Bettering a community never happens because of one person. Activists are successful when they work with other activists. After you’ve educated yourself on community issues and feel more confident in your knowledge, it’s time to connect with like-minded people. In your research, you might have come across a group that’s already doing work in the community. Depending on where you live and the issue you’re passionate about, there may not be an established group, so consider starting your own. Talk to your network about your ideas and see if anyone wants to join you. Things may start small at first, but if you don’t have experience in activism, small is probably the best way to begin.
Define your goals
What are the community issues you want to address? What do you want to accomplish? At this stage, you most likely have some things already in mind. As you researched and learned about the challenges facing your community, you might feel more connected to some than to others. You may have relevant experience or education on an issue like food insecurity or inadequate healthcare services. You should also factor in how many people you’re working with and the status of the group. If you’re joining a large organization, they will already have established goals.
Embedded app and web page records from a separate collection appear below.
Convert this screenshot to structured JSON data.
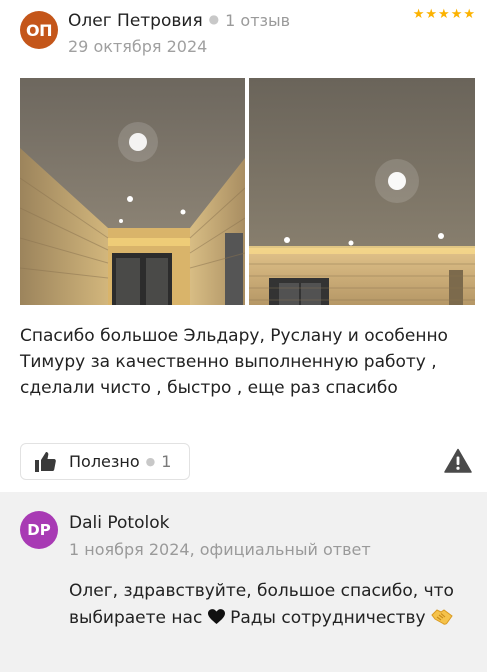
{
  "review": {
    "author_initials": "ОП",
    "author_name": "Олег Петровия",
    "reviews_count": "1 отзыв",
    "date": "29 октября 2024",
    "rating": 5,
    "text": "Спасибо большое Эльдару, Руслану и особенно Тимуру за качественно выполненную работу , сделали чисто , быстро , еще раз спасибо",
    "useful_label": "Полезно",
    "useful_count": "1",
    "avatar_color": "#c4561a"
  },
  "photos": [
    {
      "icon": "photo-ceiling-corridor"
    },
    {
      "icon": "photo-ceiling-room"
    }
  ],
  "answer": {
    "initials": "DP",
    "name": "Dali Potolok",
    "meta": "1 ноября 2024, официальный ответ",
    "text_before_heart": "Олег, здравствуйте, большое спасибо, что выбираете нас",
    "text_after_heart": "Рады сотрудничеству",
    "heart_icon": "black-heart-icon",
    "handshake_icon": "handshake-icon",
    "avatar_color": "#a83ab4"
  },
  "colors": {
    "star": "#fcb200",
    "answer_bg": "#f1f1f1",
    "muted": "#9a9a9a"
  }
}
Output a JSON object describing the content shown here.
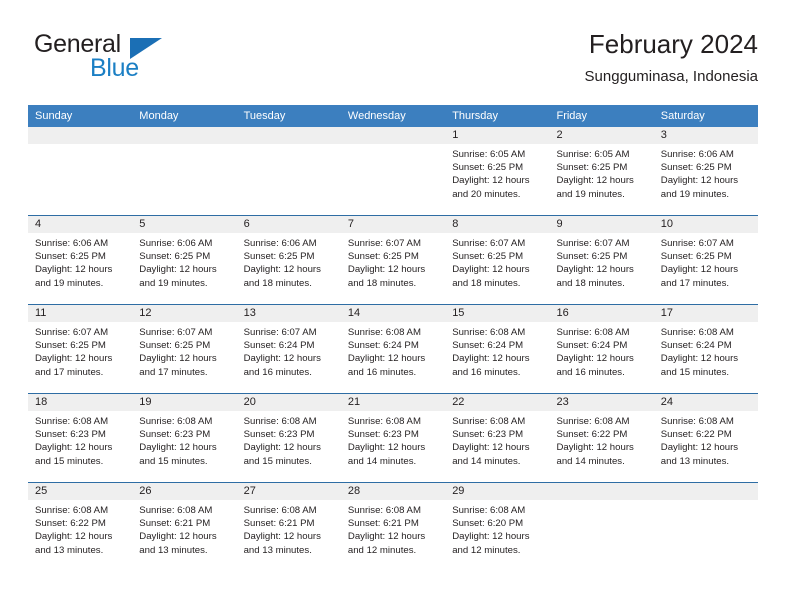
{
  "brand": {
    "word1": "General",
    "word2": "Blue",
    "triangle_color": "#1b6fb5",
    "blue_color": "#1b7fc4",
    "logo_name": "general-blue-logo"
  },
  "header": {
    "title": "February 2024",
    "subtitle": "Sungguminasa, Indonesia"
  },
  "theme": {
    "header_blue": "#3c7fbf",
    "row_rule_blue": "#2e6da4",
    "daynum_band": "#efefef",
    "text": "#231f20"
  },
  "calendar": {
    "weekday_headers": [
      "Sunday",
      "Monday",
      "Tuesday",
      "Wednesday",
      "Thursday",
      "Friday",
      "Saturday"
    ],
    "weeks": [
      [
        {
          "day": "",
          "lines": []
        },
        {
          "day": "",
          "lines": []
        },
        {
          "day": "",
          "lines": []
        },
        {
          "day": "",
          "lines": []
        },
        {
          "day": "1",
          "lines": [
            "Sunrise: 6:05 AM",
            "Sunset: 6:25 PM",
            "Daylight: 12 hours",
            "and 20 minutes."
          ]
        },
        {
          "day": "2",
          "lines": [
            "Sunrise: 6:05 AM",
            "Sunset: 6:25 PM",
            "Daylight: 12 hours",
            "and 19 minutes."
          ]
        },
        {
          "day": "3",
          "lines": [
            "Sunrise: 6:06 AM",
            "Sunset: 6:25 PM",
            "Daylight: 12 hours",
            "and 19 minutes."
          ]
        }
      ],
      [
        {
          "day": "4",
          "lines": [
            "Sunrise: 6:06 AM",
            "Sunset: 6:25 PM",
            "Daylight: 12 hours",
            "and 19 minutes."
          ]
        },
        {
          "day": "5",
          "lines": [
            "Sunrise: 6:06 AM",
            "Sunset: 6:25 PM",
            "Daylight: 12 hours",
            "and 19 minutes."
          ]
        },
        {
          "day": "6",
          "lines": [
            "Sunrise: 6:06 AM",
            "Sunset: 6:25 PM",
            "Daylight: 12 hours",
            "and 18 minutes."
          ]
        },
        {
          "day": "7",
          "lines": [
            "Sunrise: 6:07 AM",
            "Sunset: 6:25 PM",
            "Daylight: 12 hours",
            "and 18 minutes."
          ]
        },
        {
          "day": "8",
          "lines": [
            "Sunrise: 6:07 AM",
            "Sunset: 6:25 PM",
            "Daylight: 12 hours",
            "and 18 minutes."
          ]
        },
        {
          "day": "9",
          "lines": [
            "Sunrise: 6:07 AM",
            "Sunset: 6:25 PM",
            "Daylight: 12 hours",
            "and 18 minutes."
          ]
        },
        {
          "day": "10",
          "lines": [
            "Sunrise: 6:07 AM",
            "Sunset: 6:25 PM",
            "Daylight: 12 hours",
            "and 17 minutes."
          ]
        }
      ],
      [
        {
          "day": "11",
          "lines": [
            "Sunrise: 6:07 AM",
            "Sunset: 6:25 PM",
            "Daylight: 12 hours",
            "and 17 minutes."
          ]
        },
        {
          "day": "12",
          "lines": [
            "Sunrise: 6:07 AM",
            "Sunset: 6:25 PM",
            "Daylight: 12 hours",
            "and 17 minutes."
          ]
        },
        {
          "day": "13",
          "lines": [
            "Sunrise: 6:07 AM",
            "Sunset: 6:24 PM",
            "Daylight: 12 hours",
            "and 16 minutes."
          ]
        },
        {
          "day": "14",
          "lines": [
            "Sunrise: 6:08 AM",
            "Sunset: 6:24 PM",
            "Daylight: 12 hours",
            "and 16 minutes."
          ]
        },
        {
          "day": "15",
          "lines": [
            "Sunrise: 6:08 AM",
            "Sunset: 6:24 PM",
            "Daylight: 12 hours",
            "and 16 minutes."
          ]
        },
        {
          "day": "16",
          "lines": [
            "Sunrise: 6:08 AM",
            "Sunset: 6:24 PM",
            "Daylight: 12 hours",
            "and 16 minutes."
          ]
        },
        {
          "day": "17",
          "lines": [
            "Sunrise: 6:08 AM",
            "Sunset: 6:24 PM",
            "Daylight: 12 hours",
            "and 15 minutes."
          ]
        }
      ],
      [
        {
          "day": "18",
          "lines": [
            "Sunrise: 6:08 AM",
            "Sunset: 6:23 PM",
            "Daylight: 12 hours",
            "and 15 minutes."
          ]
        },
        {
          "day": "19",
          "lines": [
            "Sunrise: 6:08 AM",
            "Sunset: 6:23 PM",
            "Daylight: 12 hours",
            "and 15 minutes."
          ]
        },
        {
          "day": "20",
          "lines": [
            "Sunrise: 6:08 AM",
            "Sunset: 6:23 PM",
            "Daylight: 12 hours",
            "and 15 minutes."
          ]
        },
        {
          "day": "21",
          "lines": [
            "Sunrise: 6:08 AM",
            "Sunset: 6:23 PM",
            "Daylight: 12 hours",
            "and 14 minutes."
          ]
        },
        {
          "day": "22",
          "lines": [
            "Sunrise: 6:08 AM",
            "Sunset: 6:23 PM",
            "Daylight: 12 hours",
            "and 14 minutes."
          ]
        },
        {
          "day": "23",
          "lines": [
            "Sunrise: 6:08 AM",
            "Sunset: 6:22 PM",
            "Daylight: 12 hours",
            "and 14 minutes."
          ]
        },
        {
          "day": "24",
          "lines": [
            "Sunrise: 6:08 AM",
            "Sunset: 6:22 PM",
            "Daylight: 12 hours",
            "and 13 minutes."
          ]
        }
      ],
      [
        {
          "day": "25",
          "lines": [
            "Sunrise: 6:08 AM",
            "Sunset: 6:22 PM",
            "Daylight: 12 hours",
            "and 13 minutes."
          ]
        },
        {
          "day": "26",
          "lines": [
            "Sunrise: 6:08 AM",
            "Sunset: 6:21 PM",
            "Daylight: 12 hours",
            "and 13 minutes."
          ]
        },
        {
          "day": "27",
          "lines": [
            "Sunrise: 6:08 AM",
            "Sunset: 6:21 PM",
            "Daylight: 12 hours",
            "and 13 minutes."
          ]
        },
        {
          "day": "28",
          "lines": [
            "Sunrise: 6:08 AM",
            "Sunset: 6:21 PM",
            "Daylight: 12 hours",
            "and 12 minutes."
          ]
        },
        {
          "day": "29",
          "lines": [
            "Sunrise: 6:08 AM",
            "Sunset: 6:20 PM",
            "Daylight: 12 hours",
            "and 12 minutes."
          ]
        },
        {
          "day": "",
          "lines": []
        },
        {
          "day": "",
          "lines": []
        }
      ]
    ]
  }
}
If you’re starting your own group, work together to come up with goals and consider what’s realistic based on how many people are in the group and how much time you all have. The more specific you are about your goals, the better. You can have a more general “mission statement” to steer your direction, but you want goals to be practical and measurable. If they’re too vague, you won’t know if your activism is making a difference or not.
Decide on your strategy
While you’re discussing goals, you’ll most likely talk about how you’ll accomplish them at the same time. Strategies include social media campaigns, fundraisers, public demonstrations, and so on. Effective activism typically doesn’t involve just one method, although depending on your scope at the beginning, you might only deploy a few strategies at one time. As an example, you might only have the time and resources to make people aware of an issue and then point them toward more established organizations they can donate to. Social media is a convenient and accessible vehicle for raising awareness. If you’re working with an already-existing organization, sign up for the activities that best fit your skills and availability. That could include organizing an event, volunteering on a community project, connecting the organization to funds, and so on.
A community issue rarely has a simple, fast-acting solution. Organizations and activists work for years in their community and the work is often one step forward, two steps back. That frustration can cause burnout, which affects both new and seasoned activists. Exhausted, overwhelmed, and drained activists are significantly less effective. They need a break.
You can reduce some stress by prioritizing good organization, but a lot of the challenges of activism have little to do with how organized or experienced you are. You might face resistance from people in the community who like things the way they are or who disagree with your methods. Activists are often targets of harassment, so be sure to build a strong support network that has your back if things get ugly. To avoid burnout, pay attention to your mental health and take breaks when necessary. Lean on your support network. Communities aren’t saved by superhuman individuals. Community activism is about community.
Take a course on Community Engagement: Collaborating for Change.